The Rocky franchise is entering its 42nd year and, like people in their 40s, is starting to feel its age. “Creed II,” the sequel to 2015’s critical hit “Creed,” continues the story of Adonis Creed (Michael B. Jordan) and his mentor Rocky Balboa (Sylvester Stallone), but lacks the pop and swagger of its predecessor. Whether because of a newer and less-experienced director or a lackluster screenplay, “Creed II” is, frankly, a predictable and generic sports flick. While it is very well-acted, the film ultimately doesn’t bring enough to the table to justify its existence as an eighth entry in the Rocky franchise.
Adonis has risen to international acclaim since the last film, and things are looking up for the young boxer. He has settled down with his girlfriend Bianca (Tessa Thompson), his relationship with Rocky is strong and he’s beloved by his hometown Philadelphians. This status quo is disrupted by the sudden emergence of Russian boxing phenom Viktor Drago (Florian Munteanu), son of Ivan Drago (Dolph Lundgren), the man who killed Adonis’ father in the ring 30 years prior in “Rocky IV.” When Viktor challenges him to a fight for the championship belt, Adonis decides to defend his father’s name, despite the reluctance of Rocky and Bianca to support him.

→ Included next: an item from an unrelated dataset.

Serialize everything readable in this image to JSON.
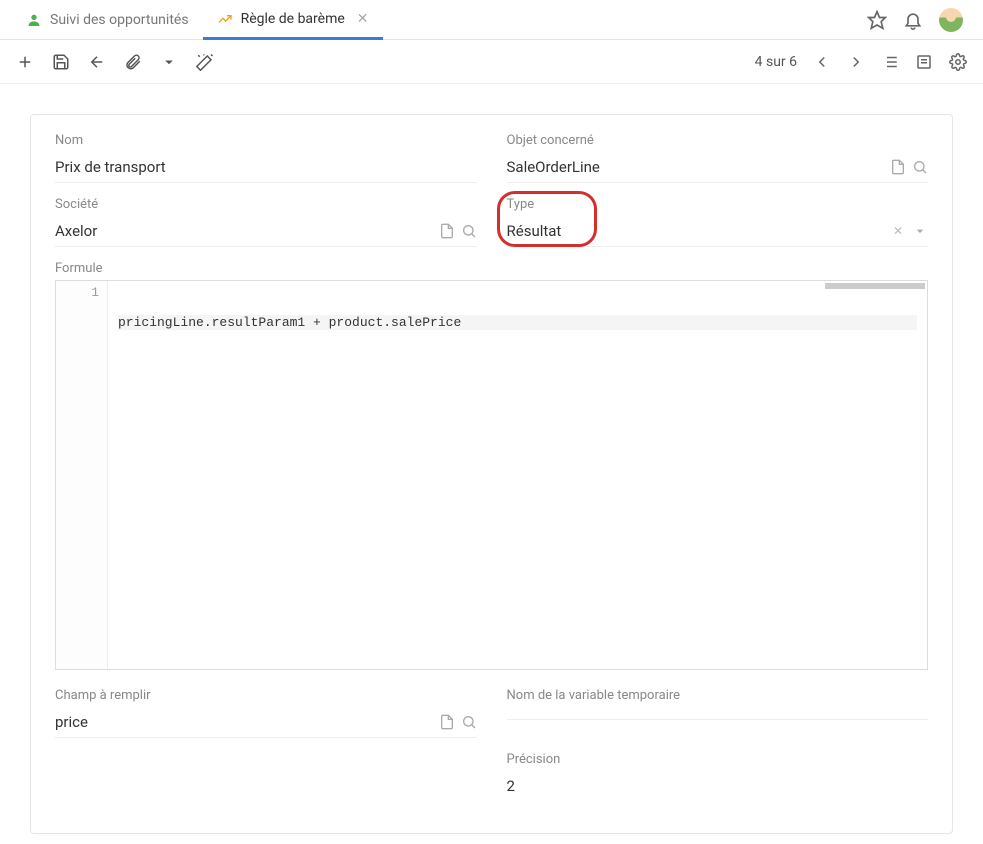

Jordan has repeatedly proven his acting chops in roles like Oscar Grant in “Fruitvale Station” and Erik Killmonger in “Black Panther,” and with this character, it’s no different. The 31-year-old star absolutely owns the character of Adonis; when he’s on screen, you can’t take your eyes off him, and it’s not only because his muscles are colossal. He expresses the nuance of Adonis with ease, shifting from intense boxer in the ring, to a sweet, awkward boyfriend at home. He also convincingly conveys the heartbreak that Adonis goes through when things inevitably go awry. In addition, Jordan’s pure physicality is incredible. His body is seemingly put through the wringer throughout the course of the film, and he carries the film on his strong shoulders.
Stallone complements Jordan well, reprising Rocky Balboa for the eighth time. Rocky essentially serves as Adonis’ conscience, helping him make tough decisions and overcome obstacles. His character is wise beyond his years but also has — and always has had — a charming naivete that has drawn people to the character. Stallone is brilliantly subtle in expressing how much Rocky truly cares about Adonis, and, surprisingly, displays skillful comedic timing at the age of 72. Perhaps the most engrossing aspect of “Creed II” is the rapport between Adonis and Rocky. Their father-son-like relationship is touching, and it’s crushing to see them spar over the Drago fight.
Aside from the performances, there’s not much meat on the bone of “Creed II,” and this comes largely from the fact that the film is so damn predictable. From reading the above summary, you can probably already predict how the storyline will go. True, many sports films have predictable plots, but strong sports movies are nuanced and provide some spontaneity. Young director Steven Caple Jr. does a commendable job making the film look pretty, but Stallone and Juel Taylor’s script is too safe and unsurprising.
This is especially true with the film’s antagonists, Viktor and Ivan Drago. The first scene of the film makes it seem like they will be fleshed-out characters, but the reality is their storyline is cliche and their intimidation largely relies on “Rocky IV” references. It’s OK for a film in a series to reference a past film, but “Creed II” draws far too much from it and doesn’t give Viktor or Ivan any actual character outside of the classic stoic, buff bad guys. This is a shame, because fans have long anticipated Lundgren’s return to the franchise; instead, what the audience receives is a weak subplot and one brief interaction between Ivan and Rocky.
Even the boxing scenes don’t live up to those of its predecessor. In “Creed,” Coogler brought us a phenomenal long-take fight scene as well as Adonis’ epic climactic match with “Pretty” Ricky Conlan (Tony Bellew). In the sequel however, Caple lacks creativity in his boxing sequences, often resorting to slow-motion. The lack of viscerality takes away the suspense and excitement that a boxing film needs to stand out. Tack on the fact that Adonis’ opponents are forgettable, and the boxing aspect of the film is disappointing, albeit well-choreographed.
The family dynamic of the film lets the actors shine but drags on almost to the point of dullness. The relationship between Adonis and Bianca is well-developed and sweet, but Caple’s pacing is disjointed and he doesn’t capitalize on the emotional beats, especially involving Bianca’s pregnancy. At what was supposed to be one of the most poignant moments, audience members in my theater were laughing. The smooth pacing and excitement of Coogler’s directing were dearly missed.
It’s a shame that Caple’s first major motion picture feels like something I’ve seen better executed several times before. Its stars, particularly Jordan and Stallone, are fantastic, but they deserve better than this underwhelming sequel. While not a terrible movie, “Creed II” doesn’t contribute anything new besides nostalgia, and it may be time for the Rocky franchise to, at long last, throw in the towel.